Extracted material:
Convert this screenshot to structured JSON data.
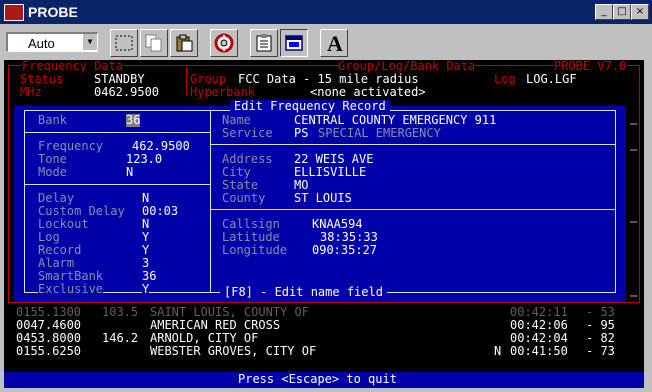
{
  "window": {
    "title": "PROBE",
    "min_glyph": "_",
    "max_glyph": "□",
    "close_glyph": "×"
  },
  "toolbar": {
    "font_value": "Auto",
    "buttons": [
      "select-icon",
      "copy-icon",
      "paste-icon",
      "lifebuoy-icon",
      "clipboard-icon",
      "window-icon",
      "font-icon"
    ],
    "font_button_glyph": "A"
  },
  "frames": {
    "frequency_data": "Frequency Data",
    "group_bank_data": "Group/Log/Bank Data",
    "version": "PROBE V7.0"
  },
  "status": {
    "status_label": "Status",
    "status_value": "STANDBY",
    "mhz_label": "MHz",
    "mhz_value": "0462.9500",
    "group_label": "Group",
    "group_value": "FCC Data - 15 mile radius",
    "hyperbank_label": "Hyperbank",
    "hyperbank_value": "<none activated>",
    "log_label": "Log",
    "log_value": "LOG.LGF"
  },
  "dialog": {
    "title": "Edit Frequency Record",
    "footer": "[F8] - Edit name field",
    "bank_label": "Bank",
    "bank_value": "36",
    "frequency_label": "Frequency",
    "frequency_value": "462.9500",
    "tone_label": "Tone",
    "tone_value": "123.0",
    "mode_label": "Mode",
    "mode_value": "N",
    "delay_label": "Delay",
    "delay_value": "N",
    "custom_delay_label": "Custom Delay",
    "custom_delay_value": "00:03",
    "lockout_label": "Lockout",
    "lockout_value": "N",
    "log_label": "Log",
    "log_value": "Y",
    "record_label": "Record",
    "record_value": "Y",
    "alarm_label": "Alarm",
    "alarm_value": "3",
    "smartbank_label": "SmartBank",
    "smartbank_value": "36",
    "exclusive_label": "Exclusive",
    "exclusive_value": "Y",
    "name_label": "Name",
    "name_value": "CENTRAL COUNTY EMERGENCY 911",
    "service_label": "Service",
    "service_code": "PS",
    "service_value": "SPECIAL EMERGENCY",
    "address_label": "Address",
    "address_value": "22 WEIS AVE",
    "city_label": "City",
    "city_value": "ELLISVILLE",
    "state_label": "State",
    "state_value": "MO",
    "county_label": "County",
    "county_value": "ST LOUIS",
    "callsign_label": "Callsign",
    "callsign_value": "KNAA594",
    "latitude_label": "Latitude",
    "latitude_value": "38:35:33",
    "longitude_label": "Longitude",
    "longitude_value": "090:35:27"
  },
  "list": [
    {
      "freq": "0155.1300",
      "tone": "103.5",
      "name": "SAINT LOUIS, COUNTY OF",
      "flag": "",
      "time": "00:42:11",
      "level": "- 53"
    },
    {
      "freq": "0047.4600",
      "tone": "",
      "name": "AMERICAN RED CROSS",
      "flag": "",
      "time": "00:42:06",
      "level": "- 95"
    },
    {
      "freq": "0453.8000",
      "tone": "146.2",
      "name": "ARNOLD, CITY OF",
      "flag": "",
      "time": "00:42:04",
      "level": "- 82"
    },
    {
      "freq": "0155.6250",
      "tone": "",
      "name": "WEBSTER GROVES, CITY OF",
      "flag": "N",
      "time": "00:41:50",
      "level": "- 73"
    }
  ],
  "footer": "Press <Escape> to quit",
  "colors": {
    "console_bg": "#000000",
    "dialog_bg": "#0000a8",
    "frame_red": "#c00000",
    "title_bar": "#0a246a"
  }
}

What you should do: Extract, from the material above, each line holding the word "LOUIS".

Answer:
    "county_value": "ST LOUIS",
      "name": "SAINT LOUIS, COUNTY OF",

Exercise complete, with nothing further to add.